Professor Newton is a member of the International Institute of Humanitarian Law, as well as the International Bar Association. He has made numerous appearances on CNN, BBC, Fox, Court TV, NPR, and been widely quoted in other print and broadcast media. His principal responsibilities at Vanderbilt involve teaching courses relating to international law and international criminal law as well as developing educational opportunities for students interested in international legal issues. Among his other teaching duties, Professor Newton developed and teaches one of the most innovative courses in American legal education as a component of the International Legal Studies Program at Vanderbilt. Students in his International Law Practice Lab gain pragmatic skills and concrete experience on behalf of real world clients around the world. He served on a Working Group advising the Task Force on Genocide Prevention established by the U.S. Holocaust Memorial Museum and the U.S. Institute of Peace. He has worked in support of the Public International Law & Policy Group to advise governments and delegations across the globe.

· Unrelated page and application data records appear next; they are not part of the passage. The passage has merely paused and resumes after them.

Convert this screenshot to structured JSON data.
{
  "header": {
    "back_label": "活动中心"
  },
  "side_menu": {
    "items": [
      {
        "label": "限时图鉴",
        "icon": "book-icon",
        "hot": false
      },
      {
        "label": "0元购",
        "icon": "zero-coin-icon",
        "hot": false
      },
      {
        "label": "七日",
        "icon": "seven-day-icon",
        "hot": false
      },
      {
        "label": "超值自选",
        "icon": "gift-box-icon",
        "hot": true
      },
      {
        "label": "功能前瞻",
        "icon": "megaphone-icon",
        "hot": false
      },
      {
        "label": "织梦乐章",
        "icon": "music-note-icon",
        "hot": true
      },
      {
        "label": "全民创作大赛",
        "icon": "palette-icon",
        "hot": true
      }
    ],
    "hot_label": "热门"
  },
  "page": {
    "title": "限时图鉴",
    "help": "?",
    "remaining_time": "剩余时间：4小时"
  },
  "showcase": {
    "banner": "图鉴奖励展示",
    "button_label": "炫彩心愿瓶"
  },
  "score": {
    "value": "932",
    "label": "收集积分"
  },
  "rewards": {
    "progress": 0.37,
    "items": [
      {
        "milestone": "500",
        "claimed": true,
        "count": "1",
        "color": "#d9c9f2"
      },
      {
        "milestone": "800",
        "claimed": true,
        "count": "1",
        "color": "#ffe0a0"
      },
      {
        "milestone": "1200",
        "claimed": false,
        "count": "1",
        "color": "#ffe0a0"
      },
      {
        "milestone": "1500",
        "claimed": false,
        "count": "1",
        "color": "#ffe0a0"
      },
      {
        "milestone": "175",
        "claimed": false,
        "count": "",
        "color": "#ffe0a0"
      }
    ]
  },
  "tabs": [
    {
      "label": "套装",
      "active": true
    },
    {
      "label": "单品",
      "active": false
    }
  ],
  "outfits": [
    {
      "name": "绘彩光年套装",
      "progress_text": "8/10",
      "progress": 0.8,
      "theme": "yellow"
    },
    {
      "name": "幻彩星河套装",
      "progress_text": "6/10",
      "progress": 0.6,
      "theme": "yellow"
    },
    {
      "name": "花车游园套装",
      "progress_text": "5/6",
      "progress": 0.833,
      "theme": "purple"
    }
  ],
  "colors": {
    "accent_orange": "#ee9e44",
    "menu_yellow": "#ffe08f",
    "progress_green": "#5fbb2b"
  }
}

Professor Newton graduated from the United States Military Academy at West Point and served as an armor officer until his selection for the Judge Advocate General’s Funded Legal Education Program. He earned more than two dozen military decorations during his twenty one years of service. Professor Newton earned his J.D. and an L.LM. from the University of Virginia School of Law. He is a member of the Virginia Bar. He also received an L.LM from the Judge Advocate General’s School, where he served as Professor of International and Operational Law from 1996-1999. As an operational attorney, Professor Newton served as the Chief of Operational Law with the United States Army Special Forces Command (Airborne), Fort Bragg, North Carolina in support of units participating in Desert Storm. He was also the Group Judge Advocate for the 7th Special Forces Group (Airborne). He deployed on Operation Provide Comfort to assist Kurdish civilians in Northern Iraq, as well as a number of other exercises and operations. As the Brigade Judge Advocate for the 194th Armored Brigade (Separate), he organized and led the human rights and rules of engagement education for all Multinational Forces and International Police deploying into Haiti.